San Francisco Bay has been resilient to eutrophication/algae bloom but studies are showing that this historic resilience is declining—making the need for additional methods of treatment a priority for the Bay Area. As the resiliency declines, low-lying disadvantaged communities are expected to see the most immediate and significant impacts. Unless these impacts are mitigated through infrastructure improvements and new technologies such as Microvi MNE Technology, these impacts may include decreases in land values, lower quality of life, and disproportionate economic burdens.
According to an extensive report published by Bay Area Clean Water Agencies, optimization strategies might only lead to a load reduction of 7% for a short term period (approx. 10 years) and substantially higher capital costs, whereas implementation of sidestream treatment could result in a total nitrogen load reduction of nearly 20% for a longer period (approx. 30 years).
“San Francisco Bay is the heart of the Bay Area’s biodiversity and economy,” said EPA Pacific Southwest Regional Administrator Mike Stoker. “EPA is proud to be a partner with the Oro Loma Sanitary District and the wastewater sector to invest in innovative technologies that reduce nutrient loading to the bay.”
Using Microvi MNE Technology has the potential to reduce OLSD’s nitrogen pollutant discharge by 1,100 pounds (lbs.) per day, or 400,000 lbs. per year. Microvi MNE will improve the reliability of nitrogen removal across the entire treatment process by separately treating 20% of the nitrogen load. The Microvi MNE process advantageously converts ammonia only to nitrite, reducing energy consumption by 25% and reducing carbon dosing by 40%.
The Microvi MNE technology uses novel biocatalytic composites (MNE biocatalysts) that intensify and extend the life of biological processes, while maintaining a controlled population of microorganisms at a much higher density than existing technologies. Despite the complexity of the MNE biocatalysts themselves, the design and operation of the systems are simple with no complex process controls. In addition, Microvi MNE does not produce additional solids and reduces energy and carbon requirements.
This project builds upon the successful demonstration of Microvi MNE at Oro Loma Sanitary District showing full Nitrogen removal in less than two hours.
Microvi is a green technology company based in the San Francisco Bay Area that delivers next-generation biotechnologies for the water, wastewater, and renewable chemical industries. Microvi offers commercial technologies around the world to reduce waste, increase productivity, and provide disruptive economics across the value chain. Learn more at www.microvi.com.
About Oro Loma Sanitary District

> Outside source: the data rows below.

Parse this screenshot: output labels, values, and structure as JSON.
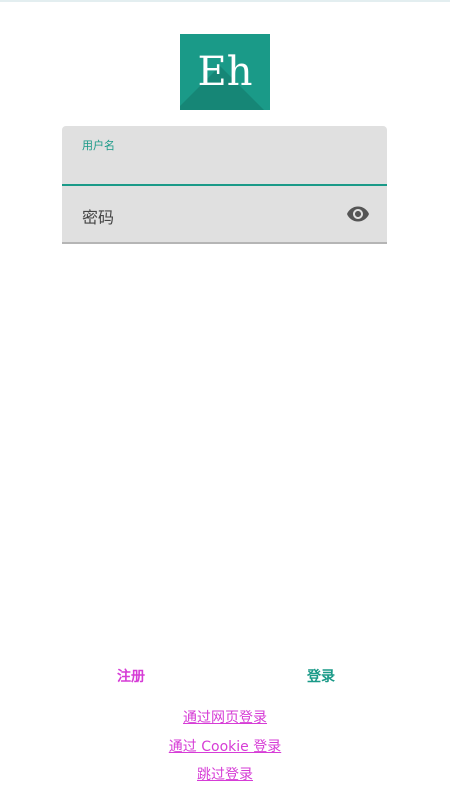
{
  "logo": {
    "text": "Eh"
  },
  "form": {
    "username_label": "用户名",
    "password_placeholder": "密码"
  },
  "buttons": {
    "register": "注册",
    "login": "登录"
  },
  "links": {
    "web_login": "通过网页登录",
    "cookie_login": "通过 Cookie 登录",
    "skip_login": "跳过登录"
  },
  "icons": {
    "password_toggle": "eye-icon"
  },
  "colors": {
    "accent": "#1a9a88",
    "link": "#d63cd6",
    "field_bg": "#e0e0e0"
  }
}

Oro Loma Sanitary District, formed on August 7, 1911, is one of the first agencies in Alameda County, California. As a special district, Oro Loma provides wastewater collection and treatment, solid waste and recycling services. The District serves several communities, including San Lorenzo, Ashland, Cherryland, and Fairview, as well as 40% of the City of San Leandro and small portions of Castro Valley and the City of Hayward. Oro Loma’s service area is located about 13 miles south of Oakland, on the eastern shore of the San Francisco Bay.
About the EPA
For more information about EPA’s San Francisco Bay Water Quality Improvement Fund, visit: http://www.epa.gov/sfbay-delta/sf-bay-water-quality-improvement-fund. For more information about EPA’s Wetland Program Development Grants, visit: https://www.epa.gov/wetlands/wetland-program-development-grants
Vice President of Marketing, Microvi